## Record extracts
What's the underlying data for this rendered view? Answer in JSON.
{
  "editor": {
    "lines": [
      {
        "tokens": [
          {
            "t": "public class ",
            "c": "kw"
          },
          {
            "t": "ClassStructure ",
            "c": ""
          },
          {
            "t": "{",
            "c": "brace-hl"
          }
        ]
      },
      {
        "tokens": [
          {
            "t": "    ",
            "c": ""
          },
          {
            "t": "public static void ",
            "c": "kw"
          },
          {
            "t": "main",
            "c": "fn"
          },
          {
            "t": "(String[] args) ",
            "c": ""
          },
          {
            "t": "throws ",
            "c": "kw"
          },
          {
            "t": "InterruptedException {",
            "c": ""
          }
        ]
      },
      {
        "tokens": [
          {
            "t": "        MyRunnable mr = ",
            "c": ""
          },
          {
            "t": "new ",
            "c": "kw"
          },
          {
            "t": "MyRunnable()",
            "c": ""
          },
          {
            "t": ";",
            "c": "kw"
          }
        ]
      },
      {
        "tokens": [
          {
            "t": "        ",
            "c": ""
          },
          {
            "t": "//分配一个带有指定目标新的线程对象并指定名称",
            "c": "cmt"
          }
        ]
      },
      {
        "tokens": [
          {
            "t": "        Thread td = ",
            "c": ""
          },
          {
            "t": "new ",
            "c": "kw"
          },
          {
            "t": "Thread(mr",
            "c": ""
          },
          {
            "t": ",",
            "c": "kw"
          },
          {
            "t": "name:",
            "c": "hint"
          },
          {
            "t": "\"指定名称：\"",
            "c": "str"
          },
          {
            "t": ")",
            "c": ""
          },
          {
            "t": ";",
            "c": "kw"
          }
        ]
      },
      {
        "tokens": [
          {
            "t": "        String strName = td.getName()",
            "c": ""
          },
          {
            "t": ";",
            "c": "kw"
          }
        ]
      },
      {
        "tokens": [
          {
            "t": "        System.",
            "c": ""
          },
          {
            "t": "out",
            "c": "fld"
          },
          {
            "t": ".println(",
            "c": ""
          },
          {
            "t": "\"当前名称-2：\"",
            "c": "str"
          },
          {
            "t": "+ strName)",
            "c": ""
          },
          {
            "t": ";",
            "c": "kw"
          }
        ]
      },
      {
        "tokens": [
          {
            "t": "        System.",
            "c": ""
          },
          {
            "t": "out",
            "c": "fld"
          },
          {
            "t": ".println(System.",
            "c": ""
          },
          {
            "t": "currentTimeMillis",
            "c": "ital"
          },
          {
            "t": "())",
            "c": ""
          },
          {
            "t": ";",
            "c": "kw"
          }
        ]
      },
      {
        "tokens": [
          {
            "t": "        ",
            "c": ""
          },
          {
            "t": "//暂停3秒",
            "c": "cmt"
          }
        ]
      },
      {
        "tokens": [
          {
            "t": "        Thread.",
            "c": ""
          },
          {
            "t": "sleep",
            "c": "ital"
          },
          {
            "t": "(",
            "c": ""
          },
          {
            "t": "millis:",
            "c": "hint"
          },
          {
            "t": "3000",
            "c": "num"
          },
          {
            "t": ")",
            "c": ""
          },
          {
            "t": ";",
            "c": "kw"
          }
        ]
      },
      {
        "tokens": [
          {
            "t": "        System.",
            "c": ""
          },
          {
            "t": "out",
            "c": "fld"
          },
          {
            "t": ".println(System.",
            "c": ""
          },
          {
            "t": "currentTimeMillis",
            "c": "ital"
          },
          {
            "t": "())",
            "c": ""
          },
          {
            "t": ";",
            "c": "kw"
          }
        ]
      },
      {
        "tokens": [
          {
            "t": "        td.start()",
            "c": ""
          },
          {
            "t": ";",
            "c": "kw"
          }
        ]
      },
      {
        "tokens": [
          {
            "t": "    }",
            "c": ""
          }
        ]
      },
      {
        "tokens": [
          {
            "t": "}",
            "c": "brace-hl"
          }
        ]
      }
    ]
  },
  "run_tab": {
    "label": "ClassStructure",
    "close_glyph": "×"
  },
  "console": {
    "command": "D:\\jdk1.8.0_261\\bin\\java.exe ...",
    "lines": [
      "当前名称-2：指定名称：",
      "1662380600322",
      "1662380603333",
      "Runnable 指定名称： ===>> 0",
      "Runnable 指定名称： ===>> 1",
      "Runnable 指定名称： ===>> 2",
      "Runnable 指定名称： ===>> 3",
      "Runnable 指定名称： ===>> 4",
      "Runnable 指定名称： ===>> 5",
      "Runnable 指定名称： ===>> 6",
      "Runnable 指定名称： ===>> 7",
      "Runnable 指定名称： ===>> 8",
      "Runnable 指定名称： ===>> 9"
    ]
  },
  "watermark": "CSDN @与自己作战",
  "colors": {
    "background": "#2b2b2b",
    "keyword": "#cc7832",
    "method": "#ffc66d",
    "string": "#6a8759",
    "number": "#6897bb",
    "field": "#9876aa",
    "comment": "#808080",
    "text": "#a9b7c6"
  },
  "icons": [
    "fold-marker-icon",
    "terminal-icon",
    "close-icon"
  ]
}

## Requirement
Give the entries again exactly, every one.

## Response to the exercise
What's the underlying data for this rendered view? Answer in JSON.
{
  "editor": {
    "lines": [
      {
        "tokens": [
          {
            "t": "public class ",
            "c": "kw"
          },
          {
            "t": "ClassStructure ",
            "c": ""
          },
          {
            "t": "{",
            "c": "brace-hl"
          }
        ]
      },
      {
        "tokens": [
          {
            "t": "    ",
            "c": ""
          },
          {
            "t": "public static void ",
            "c": "kw"
          },
          {
            "t": "main",
            "c": "fn"
          },
          {
            "t": "(String[] args) ",
            "c": ""
          },
          {
            "t": "throws ",
            "c": "kw"
          },
          {
            "t": "InterruptedException {",
            "c": ""
          }
        ]
      },
      {
        "tokens": [
          {
            "t": "        MyRunnable mr = ",
            "c": ""
          },
          {
            "t": "new ",
            "c": "kw"
          },
          {
            "t": "MyRunnable()",
            "c": ""
          },
          {
            "t": ";",
            "c": "kw"
          }
        ]
      },
      {
        "tokens": [
          {
            "t": "        ",
            "c": ""
          },
          {
            "t": "//分配一个带有指定目标新的线程对象并指定名称",
            "c": "cmt"
          }
        ]
      },
      {
        "tokens": [
          {
            "t": "        Thread td = ",
            "c": ""
          },
          {
            "t": "new ",
            "c": "kw"
          },
          {
            "t": "Thread(mr",
            "c": ""
          },
          {
            "t": ",",
            "c": "kw"
          },
          {
            "t": "name:",
            "c": "hint"
          },
          {
            "t": "\"指定名称：\"",
            "c": "str"
          },
          {
            "t": ")",
            "c": ""
          },
          {
            "t": ";",
            "c": "kw"
          }
        ]
      },
      {
        "tokens": [
          {
            "t": "        String strName = td.getName()",
            "c": ""
          },
          {
            "t": ";",
            "c": "kw"
          }
        ]
      },
      {
        "tokens": [
          {
            "t": "        System.",
            "c": ""
          },
          {
            "t": "out",
            "c": "fld"
          },
          {
            "t": ".println(",
            "c": ""
          },
          {
            "t": "\"当前名称-2：\"",
            "c": "str"
          },
          {
            "t": "+ strName)",
            "c": ""
          },
          {
            "t": ";",
            "c": "kw"
          }
        ]
      },
      {
        "tokens": [
          {
            "t": "        System.",
            "c": ""
          },
          {
            "t": "out",
            "c": "fld"
          },
          {
            "t": ".println(System.",
            "c": ""
          },
          {
            "t": "currentTimeMillis",
            "c": "ital"
          },
          {
            "t": "())",
            "c": ""
          },
          {
            "t": ";",
            "c": "kw"
          }
        ]
      },
      {
        "tokens": [
          {
            "t": "        ",
            "c": ""
          },
          {
            "t": "//暂停3秒",
            "c": "cmt"
          }
        ]
      },
      {
        "tokens": [
          {
            "t": "        Thread.",
            "c": ""
          },
          {
            "t": "sleep",
            "c": "ital"
          },
          {
            "t": "(",
            "c": ""
          },
          {
            "t": "millis:",
            "c": "hint"
          },
          {
            "t": "3000",
            "c": "num"
          },
          {
            "t": ")",
            "c": ""
          },
          {
            "t": ";",
            "c": "kw"
          }
        ]
      },
      {
        "tokens": [
          {
            "t": "        System.",
            "c": ""
          },
          {
            "t": "out",
            "c": "fld"
          },
          {
            "t": ".println(System.",
            "c": ""
          },
          {
            "t": "currentTimeMillis",
            "c": "ital"
          },
          {
            "t": "())",
            "c": ""
          },
          {
            "t": ";",
            "c": "kw"
          }
        ]
      },
      {
        "tokens": [
          {
            "t": "        td.start()",
            "c": ""
          },
          {
            "t": ";",
            "c": "kw"
          }
        ]
      },
      {
        "tokens": [
          {
            "t": "    }",
            "c": ""
          }
        ]
      },
      {
        "tokens": [
          {
            "t": "}",
            "c": "brace-hl"
          }
        ]
      }
    ]
  },
  "run_tab": {
    "label": "ClassStructure",
    "close_glyph": "×"
  },
  "console": {
    "command": "D:\\jdk1.8.0_261\\bin\\java.exe ...",
    "lines": [
      "当前名称-2：指定名称：",
      "1662380600322",
      "1662380603333",
      "Runnable 指定名称： ===>> 0",
      "Runnable 指定名称： ===>> 1",
      "Runnable 指定名称： ===>> 2",
      "Runnable 指定名称： ===>> 3",
      "Runnable 指定名称： ===>> 4",
      "Runnable 指定名称： ===>> 5",
      "Runnable 指定名称： ===>> 6",
      "Runnable 指定名称： ===>> 7",
      "Runnable 指定名称： ===>> 8",
      "Runnable 指定名称： ===>> 9"
    ]
  },
  "watermark": "CSDN @与自己作战",
  "colors": {
    "background": "#2b2b2b",
    "keyword": "#cc7832",
    "method": "#ffc66d",
    "string": "#6a8759",
    "number": "#6897bb",
    "field": "#9876aa",
    "comment": "#808080",
    "text": "#a9b7c6"
  },
  "icons": [
    "fold-marker-icon",
    "terminal-icon",
    "close-icon"
  ]
}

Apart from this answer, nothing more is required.